This movement of the backing material 32 is accomplished by lateral movement of the pin rolls 30 which impale the backing material. Pin rolls 30 are idler rolls which are rotatably mounted in bearing blocks 45 mounted on sliding plate 47. To slide the plate 47 and the pin rolls 30 mounted thereon a right angle gear box 50, driven by sprocket 52 connected to the main drive shaft 12 by suitable drive chain 54, is employed. The pin rolls are fixed to the plate 47 which is connected to the push rod 53 and is moved back and forth by the connecting rod 60 supported in the connector 62. The connecting rod 60 is driven by the connector 64 connected to the eccentric cam 66 mounted on the output shaft 68 of the gear box 50.
As discussed briefly before, it is desired to shift the backing material one-half a guage for each reciprocation of the needle bar which is equivalent to one rotation of the drive shaft 12. Therefore, in the desired form of the invention, the gear box 50 is selected to provide a 2-1 gear reduction so that upon one rotation of the shaft 12 the rolls 30 will be slid in one direction and will be returned to the starting position on the next complete rotation of the shaft 12. Obviously, other proportions of movement of the rolls can be obtained by different selection of gear ratios for the gear box 50. These selections, of course, depend on the selected aesthetic valve desired in the tufted product.

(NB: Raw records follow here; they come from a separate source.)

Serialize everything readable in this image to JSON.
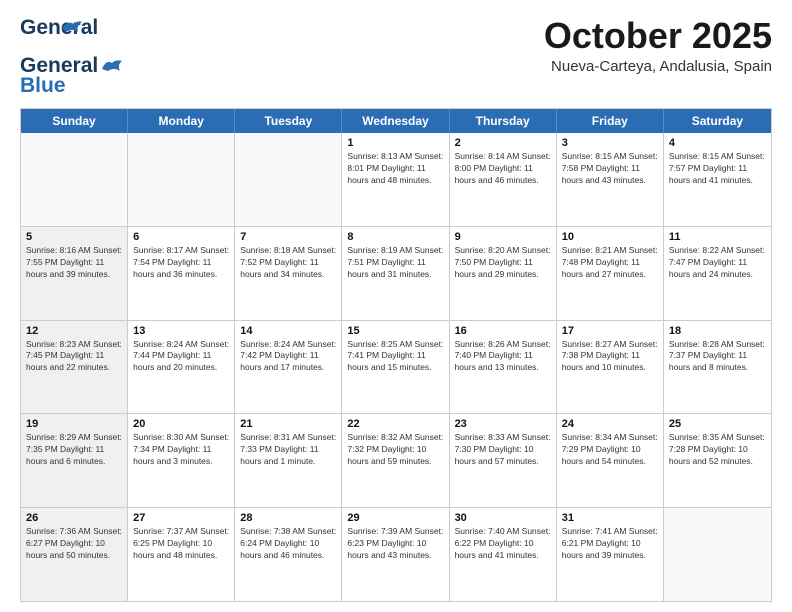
{
  "header": {
    "logo_line1": "General",
    "logo_line2": "Blue",
    "month_title": "October 2025",
    "subtitle": "Nueva-Carteya, Andalusia, Spain"
  },
  "weekdays": [
    "Sunday",
    "Monday",
    "Tuesday",
    "Wednesday",
    "Thursday",
    "Friday",
    "Saturday"
  ],
  "rows": [
    [
      {
        "date": "",
        "info": "",
        "empty": true
      },
      {
        "date": "",
        "info": "",
        "empty": true
      },
      {
        "date": "",
        "info": "",
        "empty": true
      },
      {
        "date": "1",
        "info": "Sunrise: 8:13 AM\nSunset: 8:01 PM\nDaylight: 11 hours\nand 48 minutes."
      },
      {
        "date": "2",
        "info": "Sunrise: 8:14 AM\nSunset: 8:00 PM\nDaylight: 11 hours\nand 46 minutes."
      },
      {
        "date": "3",
        "info": "Sunrise: 8:15 AM\nSunset: 7:58 PM\nDaylight: 11 hours\nand 43 minutes."
      },
      {
        "date": "4",
        "info": "Sunrise: 8:15 AM\nSunset: 7:57 PM\nDaylight: 11 hours\nand 41 minutes."
      }
    ],
    [
      {
        "date": "5",
        "info": "Sunrise: 8:16 AM\nSunset: 7:55 PM\nDaylight: 11 hours\nand 39 minutes.",
        "shaded": true
      },
      {
        "date": "6",
        "info": "Sunrise: 8:17 AM\nSunset: 7:54 PM\nDaylight: 11 hours\nand 36 minutes."
      },
      {
        "date": "7",
        "info": "Sunrise: 8:18 AM\nSunset: 7:52 PM\nDaylight: 11 hours\nand 34 minutes."
      },
      {
        "date": "8",
        "info": "Sunrise: 8:19 AM\nSunset: 7:51 PM\nDaylight: 11 hours\nand 31 minutes."
      },
      {
        "date": "9",
        "info": "Sunrise: 8:20 AM\nSunset: 7:50 PM\nDaylight: 11 hours\nand 29 minutes."
      },
      {
        "date": "10",
        "info": "Sunrise: 8:21 AM\nSunset: 7:48 PM\nDaylight: 11 hours\nand 27 minutes."
      },
      {
        "date": "11",
        "info": "Sunrise: 8:22 AM\nSunset: 7:47 PM\nDaylight: 11 hours\nand 24 minutes."
      }
    ],
    [
      {
        "date": "12",
        "info": "Sunrise: 8:23 AM\nSunset: 7:45 PM\nDaylight: 11 hours\nand 22 minutes.",
        "shaded": true
      },
      {
        "date": "13",
        "info": "Sunrise: 8:24 AM\nSunset: 7:44 PM\nDaylight: 11 hours\nand 20 minutes."
      },
      {
        "date": "14",
        "info": "Sunrise: 8:24 AM\nSunset: 7:42 PM\nDaylight: 11 hours\nand 17 minutes."
      },
      {
        "date": "15",
        "info": "Sunrise: 8:25 AM\nSunset: 7:41 PM\nDaylight: 11 hours\nand 15 minutes."
      },
      {
        "date": "16",
        "info": "Sunrise: 8:26 AM\nSunset: 7:40 PM\nDaylight: 11 hours\nand 13 minutes."
      },
      {
        "date": "17",
        "info": "Sunrise: 8:27 AM\nSunset: 7:38 PM\nDaylight: 11 hours\nand 10 minutes."
      },
      {
        "date": "18",
        "info": "Sunrise: 8:28 AM\nSunset: 7:37 PM\nDaylight: 11 hours\nand 8 minutes."
      }
    ],
    [
      {
        "date": "19",
        "info": "Sunrise: 8:29 AM\nSunset: 7:35 PM\nDaylight: 11 hours\nand 6 minutes.",
        "shaded": true
      },
      {
        "date": "20",
        "info": "Sunrise: 8:30 AM\nSunset: 7:34 PM\nDaylight: 11 hours\nand 3 minutes."
      },
      {
        "date": "21",
        "info": "Sunrise: 8:31 AM\nSunset: 7:33 PM\nDaylight: 11 hours\nand 1 minute."
      },
      {
        "date": "22",
        "info": "Sunrise: 8:32 AM\nSunset: 7:32 PM\nDaylight: 10 hours\nand 59 minutes."
      },
      {
        "date": "23",
        "info": "Sunrise: 8:33 AM\nSunset: 7:30 PM\nDaylight: 10 hours\nand 57 minutes."
      },
      {
        "date": "24",
        "info": "Sunrise: 8:34 AM\nSunset: 7:29 PM\nDaylight: 10 hours\nand 54 minutes."
      },
      {
        "date": "25",
        "info": "Sunrise: 8:35 AM\nSunset: 7:28 PM\nDaylight: 10 hours\nand 52 minutes."
      }
    ],
    [
      {
        "date": "26",
        "info": "Sunrise: 7:36 AM\nSunset: 6:27 PM\nDaylight: 10 hours\nand 50 minutes.",
        "shaded": true
      },
      {
        "date": "27",
        "info": "Sunrise: 7:37 AM\nSunset: 6:25 PM\nDaylight: 10 hours\nand 48 minutes."
      },
      {
        "date": "28",
        "info": "Sunrise: 7:38 AM\nSunset: 6:24 PM\nDaylight: 10 hours\nand 46 minutes."
      },
      {
        "date": "29",
        "info": "Sunrise: 7:39 AM\nSunset: 6:23 PM\nDaylight: 10 hours\nand 43 minutes."
      },
      {
        "date": "30",
        "info": "Sunrise: 7:40 AM\nSunset: 6:22 PM\nDaylight: 10 hours\nand 41 minutes."
      },
      {
        "date": "31",
        "info": "Sunrise: 7:41 AM\nSunset: 6:21 PM\nDaylight: 10 hours\nand 39 minutes."
      },
      {
        "date": "",
        "info": "",
        "empty": true
      }
    ]
  ]
}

It can readily be seen that the herein disclosed apparatus provides a tufting machine in which the tufted loops in the product are moved out of position relative to adjacent tufted loops to break up the effect of rowing in the product.
Although the preferred embodiment of the invention has been described, it is contemplated that changes may be made without departing from the scope or spirit of the invention and it is desired that the invention be limited only by the claims. z